● PROMPT
An identical copy of all records below is to be written out.

● Component data from apps and pages
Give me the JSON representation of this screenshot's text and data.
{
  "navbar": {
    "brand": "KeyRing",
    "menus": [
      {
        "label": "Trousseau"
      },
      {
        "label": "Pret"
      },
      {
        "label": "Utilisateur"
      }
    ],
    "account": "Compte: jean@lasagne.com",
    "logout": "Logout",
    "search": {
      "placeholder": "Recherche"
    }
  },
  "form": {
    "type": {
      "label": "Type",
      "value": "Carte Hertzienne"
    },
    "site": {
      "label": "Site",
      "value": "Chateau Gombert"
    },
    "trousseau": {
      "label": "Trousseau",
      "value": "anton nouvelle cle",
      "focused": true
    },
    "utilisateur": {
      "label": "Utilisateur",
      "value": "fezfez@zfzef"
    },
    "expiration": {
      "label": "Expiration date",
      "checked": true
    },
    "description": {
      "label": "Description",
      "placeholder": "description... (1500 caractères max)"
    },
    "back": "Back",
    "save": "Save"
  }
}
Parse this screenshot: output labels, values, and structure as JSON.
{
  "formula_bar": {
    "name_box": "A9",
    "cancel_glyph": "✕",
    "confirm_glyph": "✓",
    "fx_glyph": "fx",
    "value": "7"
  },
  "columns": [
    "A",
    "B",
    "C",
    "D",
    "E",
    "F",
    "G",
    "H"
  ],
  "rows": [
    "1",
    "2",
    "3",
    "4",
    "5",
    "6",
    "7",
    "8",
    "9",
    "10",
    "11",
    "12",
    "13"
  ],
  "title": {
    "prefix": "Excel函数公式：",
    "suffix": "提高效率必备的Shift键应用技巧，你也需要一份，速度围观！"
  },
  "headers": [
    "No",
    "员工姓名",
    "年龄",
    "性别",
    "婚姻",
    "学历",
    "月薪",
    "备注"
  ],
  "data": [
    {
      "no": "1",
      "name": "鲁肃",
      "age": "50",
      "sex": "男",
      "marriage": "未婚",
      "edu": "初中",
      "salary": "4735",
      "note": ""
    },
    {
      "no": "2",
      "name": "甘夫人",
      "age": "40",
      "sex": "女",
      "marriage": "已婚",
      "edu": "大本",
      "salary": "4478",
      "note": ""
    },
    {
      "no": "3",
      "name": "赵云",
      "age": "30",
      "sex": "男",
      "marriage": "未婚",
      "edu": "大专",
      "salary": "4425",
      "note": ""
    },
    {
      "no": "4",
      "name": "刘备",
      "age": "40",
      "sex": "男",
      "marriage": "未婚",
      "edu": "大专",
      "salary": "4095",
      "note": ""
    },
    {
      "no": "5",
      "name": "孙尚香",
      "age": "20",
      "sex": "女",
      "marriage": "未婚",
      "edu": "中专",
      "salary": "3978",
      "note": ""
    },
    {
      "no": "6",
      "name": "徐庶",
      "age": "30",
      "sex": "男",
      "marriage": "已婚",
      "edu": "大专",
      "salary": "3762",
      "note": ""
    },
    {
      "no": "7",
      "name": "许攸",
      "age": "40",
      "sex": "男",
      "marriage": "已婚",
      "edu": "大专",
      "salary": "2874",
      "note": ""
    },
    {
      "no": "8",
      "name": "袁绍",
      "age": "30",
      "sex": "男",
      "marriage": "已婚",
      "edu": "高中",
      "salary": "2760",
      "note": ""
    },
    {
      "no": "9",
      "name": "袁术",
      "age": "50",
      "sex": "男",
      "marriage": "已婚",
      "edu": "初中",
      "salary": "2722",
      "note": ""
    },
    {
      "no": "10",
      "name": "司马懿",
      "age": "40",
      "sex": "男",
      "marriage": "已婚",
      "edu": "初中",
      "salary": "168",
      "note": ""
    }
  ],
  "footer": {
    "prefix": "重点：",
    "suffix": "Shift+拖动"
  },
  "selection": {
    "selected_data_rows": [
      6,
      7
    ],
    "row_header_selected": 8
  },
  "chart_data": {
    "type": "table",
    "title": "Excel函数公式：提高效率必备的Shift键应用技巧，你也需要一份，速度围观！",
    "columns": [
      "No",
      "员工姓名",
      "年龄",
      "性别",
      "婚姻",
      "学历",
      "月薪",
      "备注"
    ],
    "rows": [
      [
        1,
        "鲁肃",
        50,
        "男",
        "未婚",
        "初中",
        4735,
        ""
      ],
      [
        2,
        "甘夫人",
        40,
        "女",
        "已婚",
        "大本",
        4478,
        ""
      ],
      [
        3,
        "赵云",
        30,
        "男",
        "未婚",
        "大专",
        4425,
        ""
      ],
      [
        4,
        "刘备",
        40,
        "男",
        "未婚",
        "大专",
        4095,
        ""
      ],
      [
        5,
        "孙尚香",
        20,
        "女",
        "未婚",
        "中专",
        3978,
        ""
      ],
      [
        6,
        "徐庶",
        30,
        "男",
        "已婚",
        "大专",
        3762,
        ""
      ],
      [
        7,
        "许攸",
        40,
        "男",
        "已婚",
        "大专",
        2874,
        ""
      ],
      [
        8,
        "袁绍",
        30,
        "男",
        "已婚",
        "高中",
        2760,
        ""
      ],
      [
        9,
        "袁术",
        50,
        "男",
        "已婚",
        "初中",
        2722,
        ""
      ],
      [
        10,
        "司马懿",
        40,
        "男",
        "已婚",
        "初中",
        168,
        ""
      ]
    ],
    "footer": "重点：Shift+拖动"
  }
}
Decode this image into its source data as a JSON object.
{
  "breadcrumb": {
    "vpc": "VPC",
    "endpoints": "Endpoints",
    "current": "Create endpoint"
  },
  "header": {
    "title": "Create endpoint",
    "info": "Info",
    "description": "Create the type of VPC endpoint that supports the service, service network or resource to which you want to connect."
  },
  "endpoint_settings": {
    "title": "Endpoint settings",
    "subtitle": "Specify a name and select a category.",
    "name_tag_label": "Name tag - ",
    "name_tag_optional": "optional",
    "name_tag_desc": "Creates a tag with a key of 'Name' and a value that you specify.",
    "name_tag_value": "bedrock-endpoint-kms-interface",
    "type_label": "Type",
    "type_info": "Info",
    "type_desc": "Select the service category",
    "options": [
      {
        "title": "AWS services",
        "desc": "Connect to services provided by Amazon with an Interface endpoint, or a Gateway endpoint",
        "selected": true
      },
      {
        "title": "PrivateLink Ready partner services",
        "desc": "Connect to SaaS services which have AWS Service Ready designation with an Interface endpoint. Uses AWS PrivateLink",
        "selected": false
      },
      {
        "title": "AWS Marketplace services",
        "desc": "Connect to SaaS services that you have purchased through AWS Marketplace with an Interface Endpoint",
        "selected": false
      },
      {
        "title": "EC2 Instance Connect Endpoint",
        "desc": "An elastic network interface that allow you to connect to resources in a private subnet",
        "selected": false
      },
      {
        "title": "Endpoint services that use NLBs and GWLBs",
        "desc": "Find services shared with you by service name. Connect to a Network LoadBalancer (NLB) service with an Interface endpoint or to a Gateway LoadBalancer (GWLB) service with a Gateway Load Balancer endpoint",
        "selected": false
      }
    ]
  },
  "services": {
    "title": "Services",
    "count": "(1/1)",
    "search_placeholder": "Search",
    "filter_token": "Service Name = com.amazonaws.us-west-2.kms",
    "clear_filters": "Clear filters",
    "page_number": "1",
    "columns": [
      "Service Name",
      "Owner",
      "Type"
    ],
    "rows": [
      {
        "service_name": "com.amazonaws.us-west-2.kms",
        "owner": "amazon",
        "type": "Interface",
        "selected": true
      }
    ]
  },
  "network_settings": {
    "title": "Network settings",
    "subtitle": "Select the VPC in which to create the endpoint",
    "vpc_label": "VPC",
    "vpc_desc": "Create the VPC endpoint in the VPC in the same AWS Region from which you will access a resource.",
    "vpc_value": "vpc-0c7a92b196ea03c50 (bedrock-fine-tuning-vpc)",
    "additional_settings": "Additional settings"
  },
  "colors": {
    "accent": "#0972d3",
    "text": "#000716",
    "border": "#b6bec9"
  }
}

● ANSWER
Give me the JSON representation of this screenshot's text and data.
{
  "navbar": {
    "brand": "KeyRing",
    "menus": [
      {
        "label": "Trousseau"
      },
      {
        "label": "Pret"
      },
      {
        "label": "Utilisateur"
      }
    ],
    "account": "Compte: jean@lasagne.com",
    "logout": "Logout",
    "search": {
      "placeholder": "Recherche"
    }
  },
  "form": {
    "type": {
      "label": "Type",
      "value": "Carte Hertzienne"
    },
    "site": {
      "label": "Site",
      "value": "Chateau Gombert"
    },
    "trousseau": {
      "label": "Trousseau",
      "value": "anton nouvelle cle",
      "focused": true
    },
    "utilisateur": {
      "label": "Utilisateur",
      "value": "fezfez@zfzef"
    },
    "expiration": {
      "label": "Expiration date",
      "checked": true
    },
    "description": {
      "label": "Description",
      "placeholder": "description... (1500 caractères max)"
    },
    "back": "Back",
    "save": "Save"
  }
}
Parse this screenshot: output labels, values, and structure as JSON.
{
  "formula_bar": {
    "name_box": "A9",
    "cancel_glyph": "✕",
    "confirm_glyph": "✓",
    "fx_glyph": "fx",
    "value": "7"
  },
  "columns": [
    "A",
    "B",
    "C",
    "D",
    "E",
    "F",
    "G",
    "H"
  ],
  "rows": [
    "1",
    "2",
    "3",
    "4",
    "5",
    "6",
    "7",
    "8",
    "9",
    "10",
    "11",
    "12",
    "13"
  ],
  "title": {
    "prefix": "Excel函数公式：",
    "suffix": "提高效率必备的Shift键应用技巧，你也需要一份，速度围观！"
  },
  "headers": [
    "No",
    "员工姓名",
    "年龄",
    "性别",
    "婚姻",
    "学历",
    "月薪",
    "备注"
  ],
  "data": [
    {
      "no": "1",
      "name": "鲁肃",
      "age": "50",
      "sex": "男",
      "marriage": "未婚",
      "edu": "初中",
      "salary": "4735",
      "note": ""
    },
    {
      "no": "2",
      "name": "甘夫人",
      "age": "40",
      "sex": "女",
      "marriage": "已婚",
      "edu": "大本",
      "salary": "4478",
      "note": ""
    },
    {
      "no": "3",
      "name": "赵云",
      "age": "30",
      "sex": "男",
      "marriage": "未婚",
      "edu": "大专",
      "salary": "4425",
      "note": ""
    },
    {
      "no": "4",
      "name": "刘备",
      "age": "40",
      "sex": "男",
      "marriage": "未婚",
      "edu": "大专",
      "salary": "4095",
      "note": ""
    },
    {
      "no": "5",
      "name": "孙尚香",
      "age": "20",
      "sex": "女",
      "marriage": "未婚",
      "edu": "中专",
      "salary": "3978",
      "note": ""
    },
    {
      "no": "6",
      "name": "徐庶",
      "age": "30",
      "sex": "男",
      "marriage": "已婚",
      "edu": "大专",
      "salary": "3762",
      "note": ""
    },
    {
      "no": "7",
      "name": "许攸",
      "age": "40",
      "sex": "男",
      "marriage": "已婚",
      "edu": "大专",
      "salary": "2874",
      "note": ""
    },
    {
      "no": "8",
      "name": "袁绍",
      "age": "30",
      "sex": "男",
      "marriage": "已婚",
      "edu": "高中",
      "salary": "2760",
      "note": ""
    },
    {
      "no": "9",
      "name": "袁术",
      "age": "50",
      "sex": "男",
      "marriage": "已婚",
      "edu": "初中",
      "salary": "2722",
      "note": ""
    },
    {
      "no": "10",
      "name": "司马懿",
      "age": "40",
      "sex": "男",
      "marriage": "已婚",
      "edu": "初中",
      "salary": "168",
      "note": ""
    }
  ],
  "footer": {
    "prefix": "重点：",
    "suffix": "Shift+拖动"
  },
  "selection": {
    "selected_data_rows": [
      6,
      7
    ],
    "row_header_selected": 8
  },
  "chart_data": {
    "type": "table",
    "title": "Excel函数公式：提高效率必备的Shift键应用技巧，你也需要一份，速度围观！",
    "columns": [
      "No",
      "员工姓名",
      "年龄",
      "性别",
      "婚姻",
      "学历",
      "月薪",
      "备注"
    ],
    "rows": [
      [
        1,
        "鲁肃",
        50,
        "男",
        "未婚",
        "初中",
        4735,
        ""
      ],
      [
        2,
        "甘夫人",
        40,
        "女",
        "已婚",
        "大本",
        4478,
        ""
      ],
      [
        3,
        "赵云",
        30,
        "男",
        "未婚",
        "大专",
        4425,
        ""
      ],
      [
        4,
        "刘备",
        40,
        "男",
        "未婚",
        "大专",
        4095,
        ""
      ],
      [
        5,
        "孙尚香",
        20,
        "女",
        "未婚",
        "中专",
        3978,
        ""
      ],
      [
        6,
        "徐庶",
        30,
        "男",
        "已婚",
        "大专",
        3762,
        ""
      ],
      [
        7,
        "许攸",
        40,
        "男",
        "已婚",
        "大专",
        2874,
        ""
      ],
      [
        8,
        "袁绍",
        30,
        "男",
        "已婚",
        "高中",
        2760,
        ""
      ],
      [
        9,
        "袁术",
        50,
        "男",
        "已婚",
        "初中",
        2722,
        ""
      ],
      [
        10,
        "司马懿",
        40,
        "男",
        "已婚",
        "初中",
        168,
        ""
      ]
    ],
    "footer": "重点：Shift+拖动"
  }
}
Decode this image into its source data as a JSON object.
{
  "breadcrumb": {
    "vpc": "VPC",
    "endpoints": "Endpoints",
    "current": "Create endpoint"
  },
  "header": {
    "title": "Create endpoint",
    "info": "Info",
    "description": "Create the type of VPC endpoint that supports the service, service network or resource to which you want to connect."
  },
  "endpoint_settings": {
    "title": "Endpoint settings",
    "subtitle": "Specify a name and select a category.",
    "name_tag_label": "Name tag - ",
    "name_tag_optional": "optional",
    "name_tag_desc": "Creates a tag with a key of 'Name' and a value that you specify.",
    "name_tag_value": "bedrock-endpoint-kms-interface",
    "type_label": "Type",
    "type_info": "Info",
    "type_desc": "Select the service category",
    "options": [
      {
        "title": "AWS services",
        "desc": "Connect to services provided by Amazon with an Interface endpoint, or a Gateway endpoint",
        "selected": true
      },
      {
        "title": "PrivateLink Ready partner services",
        "desc": "Connect to SaaS services which have AWS Service Ready designation with an Interface endpoint. Uses AWS PrivateLink",
        "selected": false
      },
      {
        "title": "AWS Marketplace services",
        "desc": "Connect to SaaS services that you have purchased through AWS Marketplace with an Interface Endpoint",
        "selected": false
      },
      {
        "title": "EC2 Instance Connect Endpoint",
        "desc": "An elastic network interface that allow you to connect to resources in a private subnet",
        "selected": false
      },
      {
        "title": "Endpoint services that use NLBs and GWLBs",
        "desc": "Find services shared with you by service name. Connect to a Network LoadBalancer (NLB) service with an Interface endpoint or to a Gateway LoadBalancer (GWLB) service with a Gateway Load Balancer endpoint",
        "selected": false
      }
    ]
  },
  "services": {
    "title": "Services",
    "count": "(1/1)",
    "search_placeholder": "Search",
    "filter_token": "Service Name = com.amazonaws.us-west-2.kms",
    "clear_filters": "Clear filters",
    "page_number": "1",
    "columns": [
      "Service Name",
      "Owner",
      "Type"
    ],
    "rows": [
      {
        "service_name": "com.amazonaws.us-west-2.kms",
        "owner": "amazon",
        "type": "Interface",
        "selected": true
      }
    ]
  },
  "network_settings": {
    "title": "Network settings",
    "subtitle": "Select the VPC in which to create the endpoint",
    "vpc_label": "VPC",
    "vpc_desc": "Create the VPC endpoint in the VPC in the same AWS Region from which you will access a resource.",
    "vpc_value": "vpc-0c7a92b196ea03c50 (bedrock-fine-tuning-vpc)",
    "additional_settings": "Additional settings"
  },
  "colors": {
    "accent": "#0972d3",
    "text": "#000716",
    "border": "#b6bec9"
  }
}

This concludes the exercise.